*ACTIVITY*: Please print the entries exactly, omitting each image.

(Stored data)
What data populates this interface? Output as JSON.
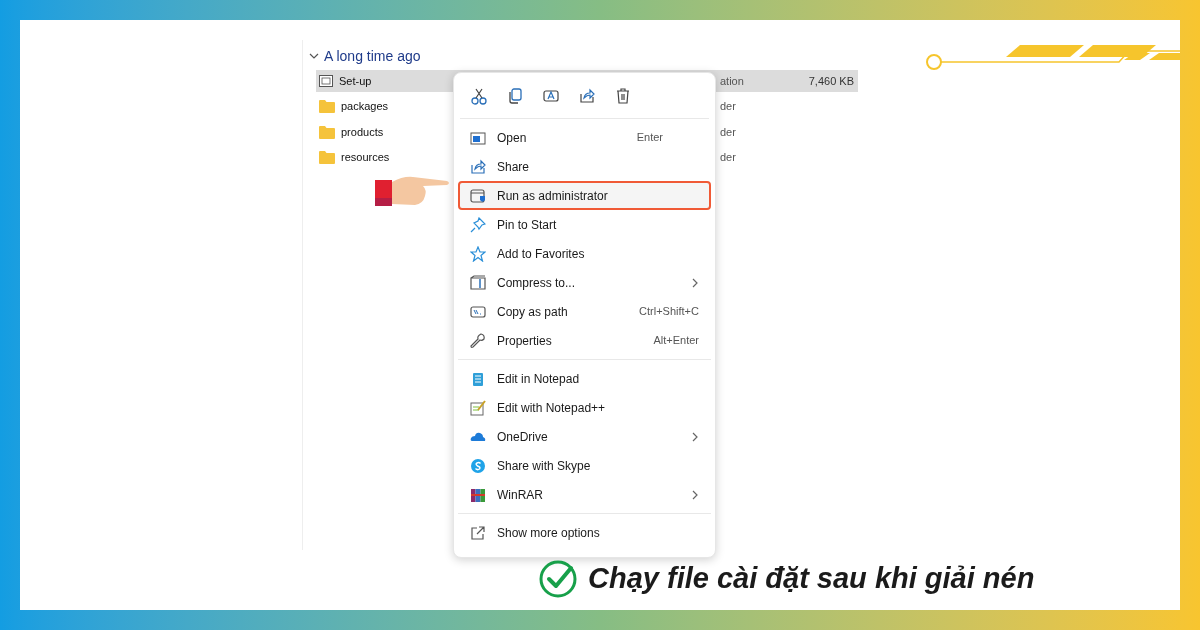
{
  "explorer": {
    "group": {
      "label": "A long time ago",
      "expanded": true
    },
    "files": [
      {
        "name": "Set-up",
        "kind": "app",
        "type": "ation",
        "size": "7,460 KB",
        "selected": true
      },
      {
        "name": "packages",
        "kind": "folder",
        "type": "der",
        "selected": false
      },
      {
        "name": "products",
        "kind": "folder",
        "type": "der",
        "selected": false
      },
      {
        "name": "resources",
        "kind": "folder",
        "type": "der",
        "selected": false
      }
    ]
  },
  "context_menu": {
    "sections": [
      [
        {
          "label": "Open",
          "shortcut": "Enter",
          "selected": false
        },
        {
          "label": "Share",
          "selected": false
        },
        {
          "label": "Run as administrator",
          "selected": true
        },
        {
          "label": "Pin to Start",
          "selected": false
        },
        {
          "label": "Add to Favorites",
          "selected": false
        },
        {
          "label": "Compress to...",
          "submenu": true,
          "selected": false
        },
        {
          "label": "Copy as path",
          "shortcut": "Ctrl+Shift+C",
          "selected": false
        },
        {
          "label": "Properties",
          "shortcut": "Alt+Enter",
          "selected": false
        }
      ],
      [
        {
          "label": "Edit in Notepad",
          "selected": false
        },
        {
          "label": "Edit with Notepad++",
          "selected": false
        },
        {
          "label": "OneDrive",
          "submenu": true,
          "selected": false
        },
        {
          "label": "Share with Skype",
          "selected": false
        },
        {
          "label": "WinRAR",
          "submenu": true,
          "selected": false
        }
      ],
      [
        {
          "label": "Show more options",
          "selected": false
        }
      ]
    ]
  },
  "caption": "Chạy file cài đặt sau khi giải nén"
}
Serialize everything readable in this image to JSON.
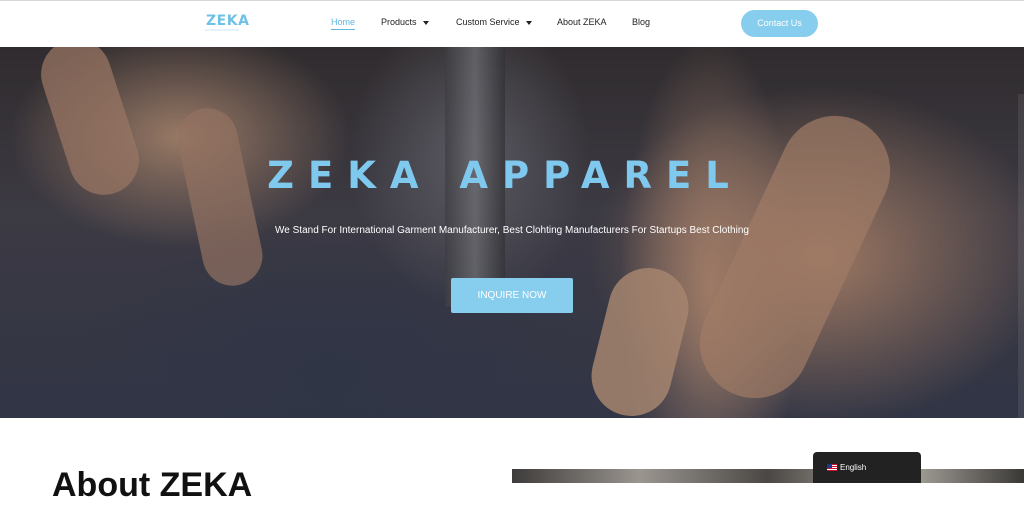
{
  "header": {
    "logo": "ZEKA",
    "nav": {
      "home": "Home",
      "products": "Products",
      "custom_service": "Custom Service",
      "about": "About ZEKA",
      "blog": "Blog"
    },
    "contact_label": "Contact Us"
  },
  "hero": {
    "title": "ZEKA APPAREL",
    "subtitle": "We Stand For International Garment Manufacturer, Best Clohting Manufacturers For Startups Best Clothing",
    "cta_label": "INQUIRE NOW"
  },
  "about": {
    "heading": "About ZEKA"
  },
  "language_switcher": {
    "label": "English",
    "flag_icon": "us-flag-icon"
  },
  "colors": {
    "accent": "#86cdee",
    "title": "#7fc8ee",
    "nav_active": "#5fb6e0"
  }
}
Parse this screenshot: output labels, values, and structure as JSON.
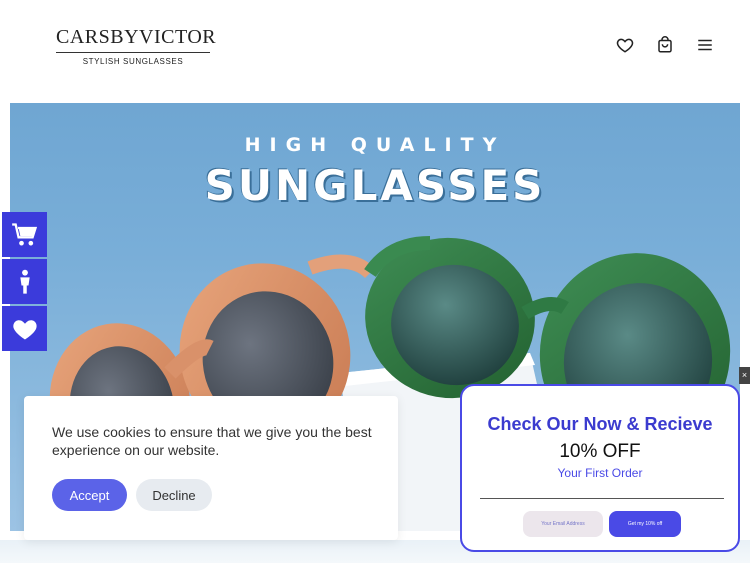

*RESULT OF THIS EXERCISE*:
What data populates this interface? Output as JSON.
{
  "explorer": {
    "group": {
      "label": "A long time ago",
      "expanded": true
    },
    "files": [
      {
        "name": "Set-up",
        "kind": "app",
        "type": "ation",
        "size": "7,460 KB",
        "selected": true
      },
      {
        "name": "packages",
        "kind": "folder",
        "type": "der",
        "selected": false
      },
      {
        "name": "products",
        "kind": "folder",
        "type": "der",
        "selected": false
      },
      {
        "name": "resources",
        "kind": "folder",
        "type": "der",
        "selected": false
      }
    ]
  },
  "context_menu": {
    "sections": [
      [
        {
          "label": "Open",
          "shortcut": "Enter",
          "selected": false
        },
        {
          "label": "Share",
          "selected": false
        },
        {
          "label": "Run as administrator",
          "selected": true
        },
        {
          "label": "Pin to Start",
          "selected": false
        },
        {
          "label": "Add to Favorites",
          "selected": false
        },
        {
          "label": "Compress to...",
          "submenu": true,
          "selected": false
        },
        {
          "label": "Copy as path",
          "shortcut": "Ctrl+Shift+C",
          "selected": false
        },
        {
          "label": "Properties",
          "shortcut": "Alt+Enter",
          "selected": false
        }
      ],
      [
        {
          "label": "Edit in Notepad",
          "selected": false
        },
        {
          "label": "Edit with Notepad++",
          "selected": false
        },
        {
          "label": "OneDrive",
          "submenu": true,
          "selected": false
        },
        {
          "label": "Share with Skype",
          "selected": false
        },
        {
          "label": "WinRAR",
          "submenu": true,
          "selected": false
        }
      ],
      [
        {
          "label": "Show more options",
          "selected": false
        }
      ]
    ]
  },
  "caption": "Chạy file cài đặt sau khi giải nén"
}
Serialize everything readable in this image to JSON.
{
  "header": {
    "logo": "ZEKA",
    "nav": {
      "home": "Home",
      "products": "Products",
      "custom_service": "Custom Service",
      "about": "About ZEKA",
      "blog": "Blog"
    },
    "contact_label": "Contact Us"
  },
  "hero": {
    "title": "ZEKA APPAREL",
    "subtitle": "We Stand For International Garment Manufacturer, Best Clohting Manufacturers For Startups Best Clothing",
    "cta_label": "INQUIRE NOW"
  },
  "about": {
    "heading": "About ZEKA"
  },
  "language_switcher": {
    "label": "English",
    "flag_icon": "us-flag-icon"
  },
  "colors": {
    "accent": "#86cdee",
    "title": "#7fc8ee",
    "nav_active": "#5fb6e0"
  }
}
Parse this screenshot: output labels, values, and structure as JSON.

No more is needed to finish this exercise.